Business dreams come in many shapes and sizes. A common denominator is having the resources available to help those dreams come true. And the places to make that happen, like the entrepreneurs themselves, are unique in many ways.Business dreams come in many shapes and sizes. A common denominator is having the resources available to help those dreams come true. And the places to make that happen, like the entrepreneurs themselves, are unique in many ways.

The Indiana Chamber’s BizVoice® magazine, in its yearlong series on innovation and entrepreneurship, hits the road in the current issue to learn about the people and places in four communities. They are:

While they vary in size and activity, these and other co-working space share the common bond of bringing people together.

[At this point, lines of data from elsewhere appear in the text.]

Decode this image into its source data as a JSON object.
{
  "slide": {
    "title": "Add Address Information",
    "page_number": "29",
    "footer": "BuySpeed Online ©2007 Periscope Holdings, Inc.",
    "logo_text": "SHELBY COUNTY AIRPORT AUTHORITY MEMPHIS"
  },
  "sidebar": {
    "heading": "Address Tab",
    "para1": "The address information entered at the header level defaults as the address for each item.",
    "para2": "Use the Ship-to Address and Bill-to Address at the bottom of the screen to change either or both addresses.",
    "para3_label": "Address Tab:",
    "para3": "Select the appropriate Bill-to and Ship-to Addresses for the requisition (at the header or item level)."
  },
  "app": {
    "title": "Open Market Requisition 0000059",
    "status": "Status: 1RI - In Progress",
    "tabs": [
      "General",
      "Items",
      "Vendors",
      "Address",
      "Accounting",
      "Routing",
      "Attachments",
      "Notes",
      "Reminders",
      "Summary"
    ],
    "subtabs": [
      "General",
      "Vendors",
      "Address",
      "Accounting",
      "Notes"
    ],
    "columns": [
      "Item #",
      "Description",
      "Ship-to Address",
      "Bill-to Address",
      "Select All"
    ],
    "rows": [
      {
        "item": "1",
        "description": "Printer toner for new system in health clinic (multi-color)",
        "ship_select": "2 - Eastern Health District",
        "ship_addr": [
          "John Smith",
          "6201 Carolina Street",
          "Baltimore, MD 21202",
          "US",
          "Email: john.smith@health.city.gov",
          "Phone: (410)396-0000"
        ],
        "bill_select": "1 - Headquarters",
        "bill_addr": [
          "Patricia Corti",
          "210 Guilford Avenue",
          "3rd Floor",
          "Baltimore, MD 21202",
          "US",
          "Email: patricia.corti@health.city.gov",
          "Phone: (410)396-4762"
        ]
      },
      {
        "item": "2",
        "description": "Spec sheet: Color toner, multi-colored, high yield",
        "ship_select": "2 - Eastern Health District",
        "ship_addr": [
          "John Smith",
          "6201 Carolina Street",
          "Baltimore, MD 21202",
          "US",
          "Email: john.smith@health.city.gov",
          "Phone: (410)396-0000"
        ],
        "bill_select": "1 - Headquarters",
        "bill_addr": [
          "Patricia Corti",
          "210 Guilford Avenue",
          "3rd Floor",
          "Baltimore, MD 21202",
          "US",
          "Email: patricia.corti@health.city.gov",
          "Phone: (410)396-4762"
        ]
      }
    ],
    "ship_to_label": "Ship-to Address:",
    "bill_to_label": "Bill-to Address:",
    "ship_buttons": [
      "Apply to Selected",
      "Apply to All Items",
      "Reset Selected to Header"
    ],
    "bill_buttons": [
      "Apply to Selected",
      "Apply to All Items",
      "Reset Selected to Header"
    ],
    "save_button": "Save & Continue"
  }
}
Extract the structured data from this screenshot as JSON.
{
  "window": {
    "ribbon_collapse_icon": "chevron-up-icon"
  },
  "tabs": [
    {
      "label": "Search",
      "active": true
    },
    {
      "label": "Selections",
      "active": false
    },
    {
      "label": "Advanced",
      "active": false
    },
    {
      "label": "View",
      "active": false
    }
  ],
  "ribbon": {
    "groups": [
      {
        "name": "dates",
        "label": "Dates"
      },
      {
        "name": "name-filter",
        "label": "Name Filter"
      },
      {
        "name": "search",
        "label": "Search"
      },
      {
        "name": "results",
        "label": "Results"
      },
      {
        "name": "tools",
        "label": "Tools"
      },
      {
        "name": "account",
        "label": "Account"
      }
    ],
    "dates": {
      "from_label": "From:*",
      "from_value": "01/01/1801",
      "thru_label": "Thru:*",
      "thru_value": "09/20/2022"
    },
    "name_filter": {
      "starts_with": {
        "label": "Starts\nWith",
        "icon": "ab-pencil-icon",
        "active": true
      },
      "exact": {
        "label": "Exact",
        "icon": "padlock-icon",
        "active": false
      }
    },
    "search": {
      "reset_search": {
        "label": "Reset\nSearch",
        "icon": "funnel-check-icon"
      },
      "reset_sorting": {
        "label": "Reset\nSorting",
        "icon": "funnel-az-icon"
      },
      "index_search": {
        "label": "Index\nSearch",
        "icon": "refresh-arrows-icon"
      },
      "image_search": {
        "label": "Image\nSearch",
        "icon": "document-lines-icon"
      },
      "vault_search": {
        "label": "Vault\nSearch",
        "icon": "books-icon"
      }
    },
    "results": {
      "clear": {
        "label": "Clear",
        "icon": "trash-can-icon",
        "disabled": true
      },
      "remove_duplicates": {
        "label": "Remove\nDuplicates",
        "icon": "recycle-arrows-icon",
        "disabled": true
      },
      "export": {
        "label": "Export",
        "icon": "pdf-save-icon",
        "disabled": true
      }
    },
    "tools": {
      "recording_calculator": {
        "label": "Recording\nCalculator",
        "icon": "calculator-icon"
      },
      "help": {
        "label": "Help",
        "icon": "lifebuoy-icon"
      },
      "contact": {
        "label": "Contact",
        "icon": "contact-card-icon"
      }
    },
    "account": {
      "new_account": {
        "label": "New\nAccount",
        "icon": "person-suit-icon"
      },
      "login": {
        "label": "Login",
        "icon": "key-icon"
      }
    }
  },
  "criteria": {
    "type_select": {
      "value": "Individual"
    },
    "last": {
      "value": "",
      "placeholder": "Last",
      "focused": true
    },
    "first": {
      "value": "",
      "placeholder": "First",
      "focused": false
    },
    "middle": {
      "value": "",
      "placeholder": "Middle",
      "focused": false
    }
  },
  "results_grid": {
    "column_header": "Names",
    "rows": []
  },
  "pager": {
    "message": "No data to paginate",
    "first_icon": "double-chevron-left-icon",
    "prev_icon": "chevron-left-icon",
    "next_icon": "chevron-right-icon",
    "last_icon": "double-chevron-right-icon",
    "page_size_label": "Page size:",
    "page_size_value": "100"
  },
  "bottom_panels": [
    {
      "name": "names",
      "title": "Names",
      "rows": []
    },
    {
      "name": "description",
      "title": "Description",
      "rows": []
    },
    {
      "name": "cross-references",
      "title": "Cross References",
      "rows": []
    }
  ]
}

I’m confident you will enjoy learning about some of the entrepreneurs who are starting and growing their businesses.

The July-August issue also offers:

  • A continuation of the developing success story at Recovery Force. Three external advisors with varying backgrounds share their insights
  • A guest column that focuses on the green Internet of Things
  • Quick Hits that include a business attraction effort in Anderson; another unique space for entrepreneurs in Wabash; and a successful remote relationship for an ExactTarget alum who didn’t want to leave central Indiana

If you don’t receive each of the six bimonthly issues of BizVoice®, you can subscribe online. If you want to reach an audience of 15,000-plus decision-makers with your products and services, contact Tim Brewer (tbrewer@indianachamber.com) for advertising specials and packages.